Data from: Non-breeding range size predicts the magnitude of population trends in trans-Saharan migratory passerine birds

Jaroslav Koleček, Petr Procházka, Christina Ieronymidou, Ian J. Burfield & Jiří Reif
Understanding why populations of some migratory species show a directional change over time, i.e. increase or decrease, while others do not, remains a challenge for ecological research. One possible explanation is that species with smaller non-breeding ranges may have more pronounced directional population trends, and their populations are thus more sensitive to the variation in environmental conditions in their non-breeding quarters.
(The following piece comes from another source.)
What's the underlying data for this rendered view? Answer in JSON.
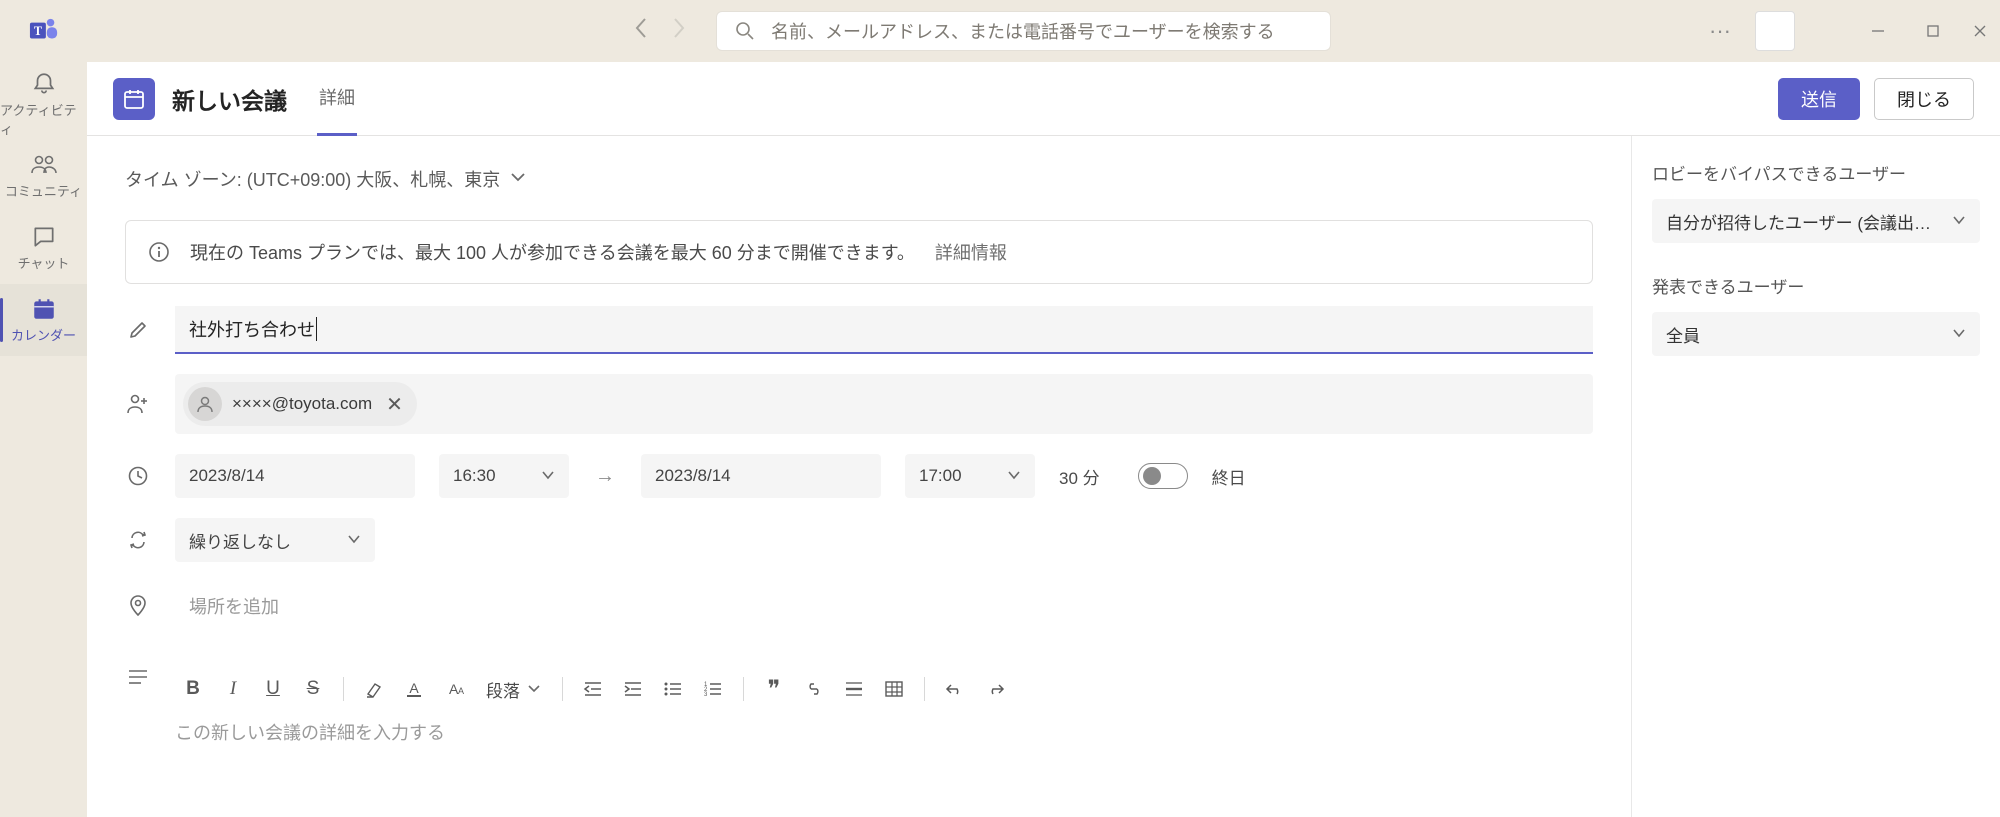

According to the serial residency hypothesis, this sensitivity should lead to higher magnitudes (i.e....

Registration Year

  • 2017

Resource Types

  • Dataset


  • Charles University
  • University of Ostrava
  • Institute of Botany
  • Institute of Vertebrate Biology
  • Max Planck Institute for Ornithology
  • Estación Biológica de Doñana
  • Centre for Ecology and Hydrology
  • Institute of Animal Physiology and Genetics
  • Istituto Superiore per la Protezione e la Ricerca Ambientale
  • Masaryk University